Words: 678 Length: 2 Pages Topic: Psychology Paper #: 49104243

All of these students will have different educational needs, even if they have the same numerical IQ. Thus, "the discrepancy," of a score below 100 or average, will not tell educators "anything about what kind of intervention might help the child learn" in a fashion that is useful to the educators. (Benson, 2003) Binet, the originator of intelligence testing, evolved his test to identify if students had normal intelligence and

IQ & Cultural Bias IQ
Words: 2634 Length: 6 Pages Topic: Psychology Paper #: 23761124

The researchers found that the student's minimum performance rate correlated more closely with their IQ scores than any other single variable.

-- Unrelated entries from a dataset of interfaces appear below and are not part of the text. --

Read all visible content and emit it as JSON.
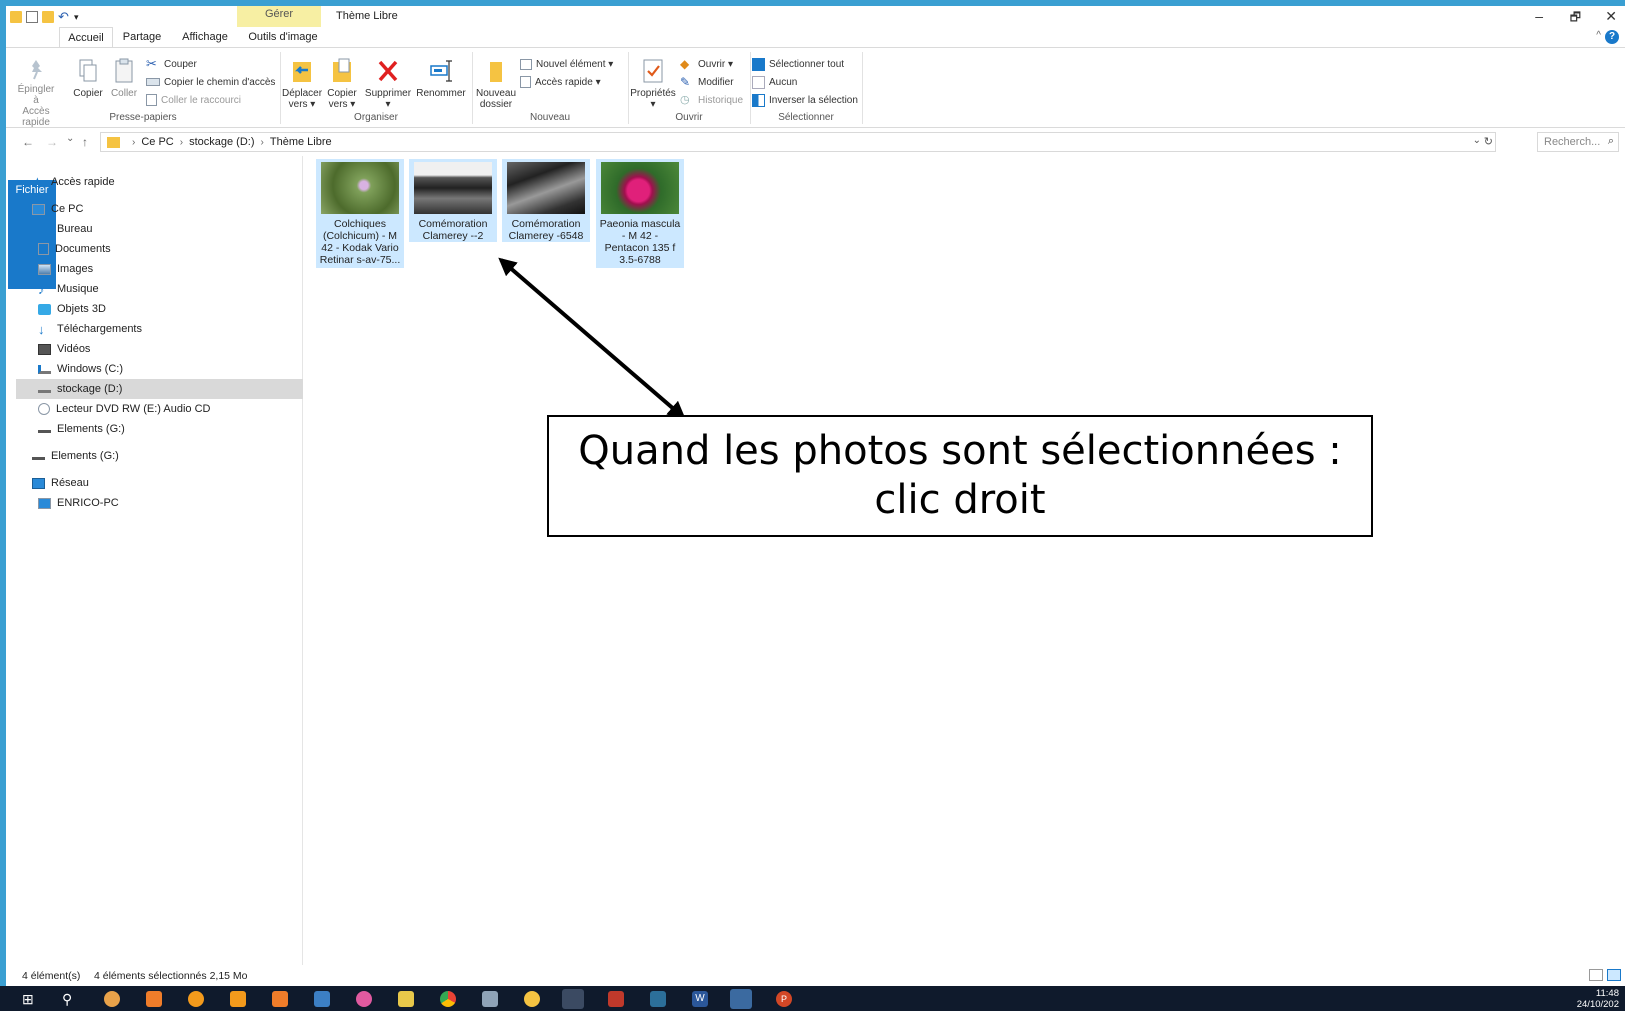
{
  "window": {
    "title": "Thème Libre",
    "context_group": "Gérer",
    "controls": {
      "minimize": "–",
      "restore": "🗗",
      "close": "✕"
    }
  },
  "tabs": [
    {
      "label": "Fichier"
    },
    {
      "label": "Accueil"
    },
    {
      "label": "Partage"
    },
    {
      "label": "Affichage"
    },
    {
      "label": "Outils d'image"
    }
  ],
  "help": "?",
  "ribbon": {
    "clipboard": {
      "group_label": "Presse-papiers",
      "pin_line1": "Épingler à",
      "pin_line2": "Accès rapide",
      "copy": "Copier",
      "paste": "Coller",
      "cut": "Couper",
      "copy_path": "Copier le chemin d'accès",
      "paste_shortcut": "Coller le raccourci"
    },
    "organize": {
      "group_label": "Organiser",
      "move_line1": "Déplacer",
      "move_line2": "vers ▾",
      "copyto_line1": "Copier",
      "copyto_line2": "vers ▾",
      "delete": "Supprimer",
      "delete_arrow": "▾",
      "rename": "Renommer"
    },
    "new": {
      "group_label": "Nouveau",
      "folder_line1": "Nouveau",
      "folder_line2": "dossier",
      "new_item": "Nouvel élément ▾",
      "easy_access": "Accès rapide ▾"
    },
    "open": {
      "group_label": "Ouvrir",
      "properties": "Propriétés",
      "properties_arrow": "▾",
      "open": "Ouvrir ▾",
      "edit": "Modifier",
      "history": "Historique"
    },
    "select": {
      "group_label": "Sélectionner",
      "select_all": "Sélectionner tout",
      "select_none": "Aucun",
      "invert": "Inverser la sélection"
    }
  },
  "nav": {
    "back": "←",
    "forward": "→",
    "recent": "⌄",
    "up": "↑",
    "crumbs": [
      "Ce PC",
      "stockage (D:)",
      "Thème Libre"
    ],
    "crumb_sep": "›",
    "search_placeholder": "Recherch...",
    "dropdown": "⌄",
    "refresh": "↻"
  },
  "sidebar": [
    {
      "label": "Accès rapide",
      "icon": "star-icon"
    },
    {
      "label": "Ce PC",
      "icon": "computer-icon"
    },
    {
      "label": "Bureau",
      "icon": "desktop-icon"
    },
    {
      "label": "Documents",
      "icon": "documents-icon"
    },
    {
      "label": "Images",
      "icon": "images-icon"
    },
    {
      "label": "Musique",
      "icon": "music-icon"
    },
    {
      "label": "Objets 3D",
      "icon": "objects3d-icon"
    },
    {
      "label": "Téléchargements",
      "icon": "download-icon"
    },
    {
      "label": "Vidéos",
      "icon": "videos-icon"
    },
    {
      "label": "Windows (C:)",
      "icon": "drive-icon"
    },
    {
      "label": "stockage (D:)",
      "icon": "drive-icon"
    },
    {
      "label": "Lecteur DVD RW (E:) Audio CD",
      "icon": "dvd-icon"
    },
    {
      "label": "Elements (G:)",
      "icon": "usb-drive-icon"
    },
    {
      "label": "Elements (G:)",
      "icon": "usb-drive-icon"
    },
    {
      "label": "Réseau",
      "icon": "network-icon"
    },
    {
      "label": "ENRICO-PC",
      "icon": "computer-icon"
    }
  ],
  "files": [
    {
      "name_lines": [
        "Colchiques",
        "(Colchicum) - M",
        "42 - Kodak Vario",
        "Retinar s-av-75..."
      ]
    },
    {
      "name_lines": [
        "Comémoration",
        "Clamerey --2"
      ]
    },
    {
      "name_lines": [
        "Comémoration",
        "Clamerey -6548"
      ]
    },
    {
      "name_lines": [
        "Paeonia mascula",
        "- M 42 -",
        "Pentacon 135 f",
        "3.5-6788"
      ]
    }
  ],
  "annotation": {
    "line1": "Quand les photos sont sélectionnées :",
    "line2": "clic droit"
  },
  "status": {
    "count": "4 élément(s)",
    "selection": "4 éléments sélectionnés  2,15 Mo"
  },
  "clock": {
    "time": "11:48",
    "date": "24/10/202"
  },
  "colors": {
    "accent": "#1979ca",
    "selection": "#cce8ff",
    "desktop": "#3a9fd2",
    "taskbar": "#0f1a2c"
  }
}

High and low IQ scores were predicted on the basis of the worst performance (minimum recall) and the best performance (maximum recall). When compared, those that were predicted on the basis of the worst performance were more accurate, indicating that "worst performance reveals more about intelligence than best performance"

Testing a Sample of Iqs Compared to the Population Mean
Words: 530 Length: 2 Pages Topic: Psychology Paper #: 73357601

colloquially individuals may think that some people are smarter than others, the more scientific term for the concept of being smart is intelligence. The notion of measuring a person's intelligence was first pursued in the early 1900s by Alfred Binet (Kamin, 1995). The French government was looking for a way in which to help predict which students would have the most difficulty in school (Kamin, 1995), so they hired

Detractors to Binet on IQ Testing
Words: 1959 Length: 6 Pages Topic: Psychology Paper #: 90582929

Intelligence Testing The author of this report is asked to answer three general questions about intelligence. The first question asks for the general underpinnings and genesis of the discussions about intelligence including what was suggested by Binet as well as the general definition and formulations of the intelligence quotient, or IQ. The second question and discussion is about the challenges to the definition of intelligence as offered and suggested by Gardner,